On September 5, 2014 concerned Honolulu community leaders met with Kapiolani park officials for the second time to try to persuade them to stop spraying highly toxic glyphosate containing herbicide chemicals such as Monsanto’s RoundUp and Honcho in Kapiolani park, Hawaii’s largest and oldest public park.
The meeting started at 3pm and took place at the beautiful Paki Hale where Honolulu community leaders spoke out against the use of harmful herbicides in Kapiolani Park. Some of their valuable and informative testimonies were recorded and are available in the videos throughout this article.
Among them were doctors, journalists, farmers, gardeners, concerned park users, environmentalists, artists, musicians, and even the director of the Diamond Head Community Garden Association.
She correctly pointed out the fact that it’s illegal to use these and any other harmful non-organic chemicals in all Honolulu Community Garden locations and that Kapiolani park should be no exception.

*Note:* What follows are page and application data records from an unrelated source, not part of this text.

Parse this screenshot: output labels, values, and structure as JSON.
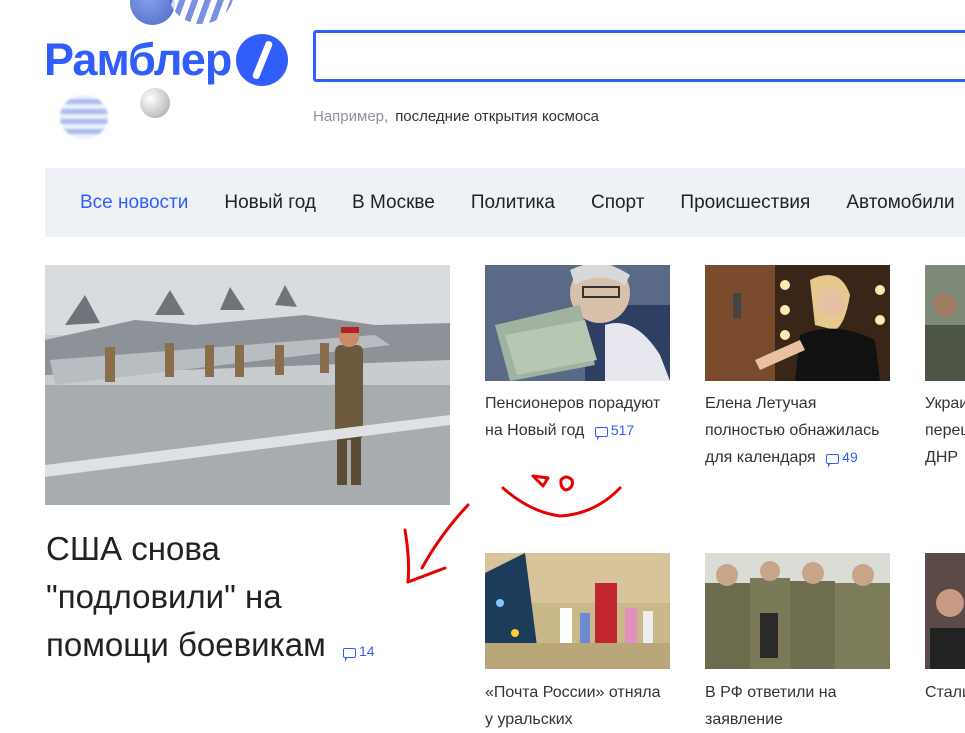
{
  "header": {
    "logo_text": "Рамблер",
    "search": {
      "value": "",
      "placeholder": ""
    },
    "hint_prefix": "Например,",
    "hint_example": "последние открытия космоса"
  },
  "nav": {
    "items": [
      "Все новости",
      "Новый год",
      "В Москве",
      "Политика",
      "Спорт",
      "Происшествия",
      "Автомобили"
    ],
    "active_index": 0
  },
  "lead": {
    "title": "США снова \"подловили\" на помощи боевикам",
    "comments": "14"
  },
  "cards": [
    {
      "title": "Пенсионеров порадуют на Новый год",
      "comments": "517"
    },
    {
      "title": "Елена Летучая полностью обнажилась для календаря",
      "comments": "49"
    },
    {
      "title": "Украинские военные перешли на сторону ДНР",
      "comments": ""
    },
    {
      "title": "«Почта России» отняла у уральских",
      "comments": ""
    },
    {
      "title": "В РФ ответили на заявление",
      "comments": ""
    },
    {
      "title": "Сталин зарплаты",
      "comments": ""
    }
  ],
  "colors": {
    "accent": "#315efb",
    "nav_bg": "#eef1f5",
    "annotation": "#e60000"
  }
}
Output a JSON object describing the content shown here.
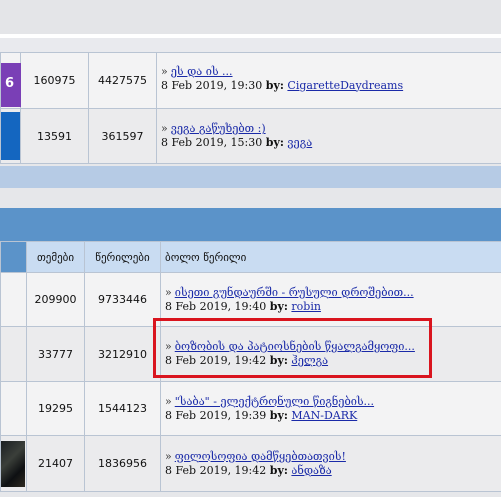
{
  "rows_top": [
    {
      "topics": "160975",
      "posts": "4427575",
      "link": "ეს და ის ...",
      "date": "8 Feb 2019, 19:30",
      "by": "by:",
      "user": "CigaretteDaydreams",
      "icon_badge": "6"
    },
    {
      "topics": "13591",
      "posts": "361597",
      "link": "ვეგა გაწუხებთ :)",
      "date": "8 Feb 2019, 15:30",
      "by": "by:",
      "user": "ვეგა"
    }
  ],
  "header": {
    "topics": "თემები",
    "posts": "წერილები",
    "last": "ბოლო წერილი"
  },
  "rows_bottom": [
    {
      "topics": "209900",
      "posts": "9733446",
      "link": "ისეთი გუნდაურში - რუსული დროშებით...",
      "date": "8 Feb 2019, 19:40",
      "by": "by:",
      "user": "robin"
    },
    {
      "topics": "33777",
      "posts": "3212910",
      "link": "ბოზობის და პატიოსნების წყალგამყოფი...",
      "date": "8 Feb 2019, 19:42",
      "by": "by:",
      "user": "ჰელგა"
    },
    {
      "topics": "19295",
      "posts": "1544123",
      "link": "\"საბა\" - ელექტრონული წიგნების...",
      "date": "8 Feb 2019, 19:39",
      "by": "by:",
      "user": "MAN-DARK"
    },
    {
      "topics": "21407",
      "posts": "1836956",
      "link": "ფილოსოფია დამწყებთათვის!",
      "date": "8 Feb 2019, 19:42",
      "by": "by:",
      "user": "ანდაზა"
    }
  ],
  "colors": {
    "accent": "#5b93c9",
    "highlight": "#d9141e",
    "link": "#1a2aa8"
  }
}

Especially due to the fact that Kapiolani Park is right next to the Diamond Head Community Garden and both the park and the garden are under the management of the City and County of Honolulu Department of Parks and Recreation.
Supporting the ban on harmful chemicals in Kapiolani Park is a no-brainer decision to a health conscious, moral person. Ultimately, we must pass ordinances and laws that would ban the use of toxic chemicals in all Hawaii public parks across all islands.
Similar actions, ordinances, and laws have already been passed in other U.S. mainland states such as California, Oregon, and Washington where the use of these toxic herbicide chemicals is prohibited in public parks to protect public health as early as 2001 in Seattle, Washington!
Doesn’t Hawaii and it’s people deserve at least the same kind of protection from controversial and infamous chemicals that have been linked to birth defects, autism, cancer, DNA and cell damage, neurodegenerative conditions like Parkinson’s, etc.?
We hope that Kapiolani park officials, the heads of City and County of Honolulu Department of Parks and Recreation and the Department of Urban Forestry, as well as Hawaii’s political leaders agree that the people of Hawaii deserve to enjoy chemical-free public parks today!